:: WHAT TO DO ::
Could you copy every entry exactly, dropping the pictures?

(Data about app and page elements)
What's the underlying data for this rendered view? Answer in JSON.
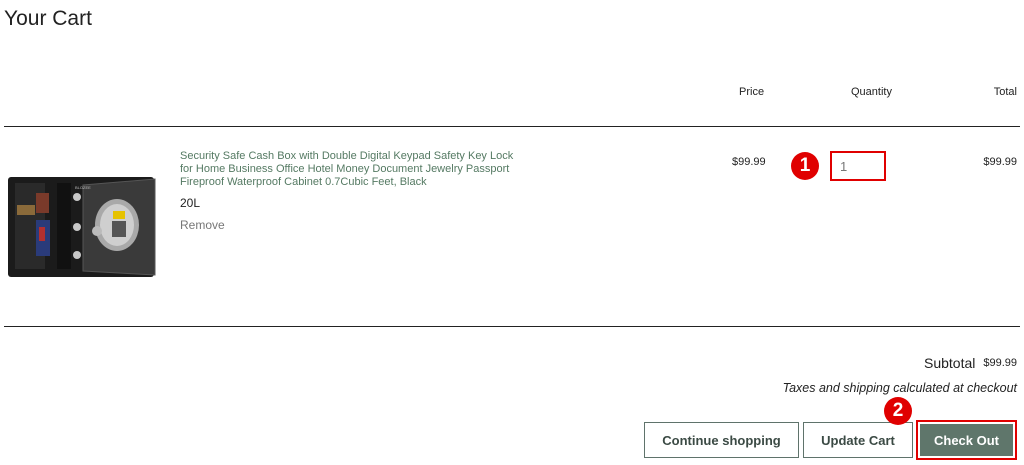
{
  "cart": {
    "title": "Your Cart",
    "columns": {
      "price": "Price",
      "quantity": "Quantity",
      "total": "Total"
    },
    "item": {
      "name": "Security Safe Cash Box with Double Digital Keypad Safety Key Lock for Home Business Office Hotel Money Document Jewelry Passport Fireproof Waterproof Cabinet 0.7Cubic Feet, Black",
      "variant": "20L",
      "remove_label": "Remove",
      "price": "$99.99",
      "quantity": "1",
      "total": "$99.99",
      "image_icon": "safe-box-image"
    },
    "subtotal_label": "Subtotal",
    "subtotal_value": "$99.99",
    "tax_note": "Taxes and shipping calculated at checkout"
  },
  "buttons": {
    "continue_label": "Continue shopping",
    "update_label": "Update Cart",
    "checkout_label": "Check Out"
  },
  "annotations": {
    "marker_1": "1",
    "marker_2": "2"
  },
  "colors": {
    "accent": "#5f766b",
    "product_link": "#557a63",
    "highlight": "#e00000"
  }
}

:: EXPECTED ANSWER ::
What's the underlying data for this rendered view? Answer in JSON.
{
  "cart": {
    "title": "Your Cart",
    "columns": {
      "price": "Price",
      "quantity": "Quantity",
      "total": "Total"
    },
    "item": {
      "name": "Security Safe Cash Box with Double Digital Keypad Safety Key Lock for Home Business Office Hotel Money Document Jewelry Passport Fireproof Waterproof Cabinet 0.7Cubic Feet, Black",
      "variant": "20L",
      "remove_label": "Remove",
      "price": "$99.99",
      "quantity": "1",
      "total": "$99.99",
      "image_icon": "safe-box-image"
    },
    "subtotal_label": "Subtotal",
    "subtotal_value": "$99.99",
    "tax_note": "Taxes and shipping calculated at checkout"
  },
  "buttons": {
    "continue_label": "Continue shopping",
    "update_label": "Update Cart",
    "checkout_label": "Check Out"
  },
  "annotations": {
    "marker_1": "1",
    "marker_2": "2"
  },
  "colors": {
    "accent": "#5f766b",
    "product_link": "#557a63",
    "highlight": "#e00000"
  }
}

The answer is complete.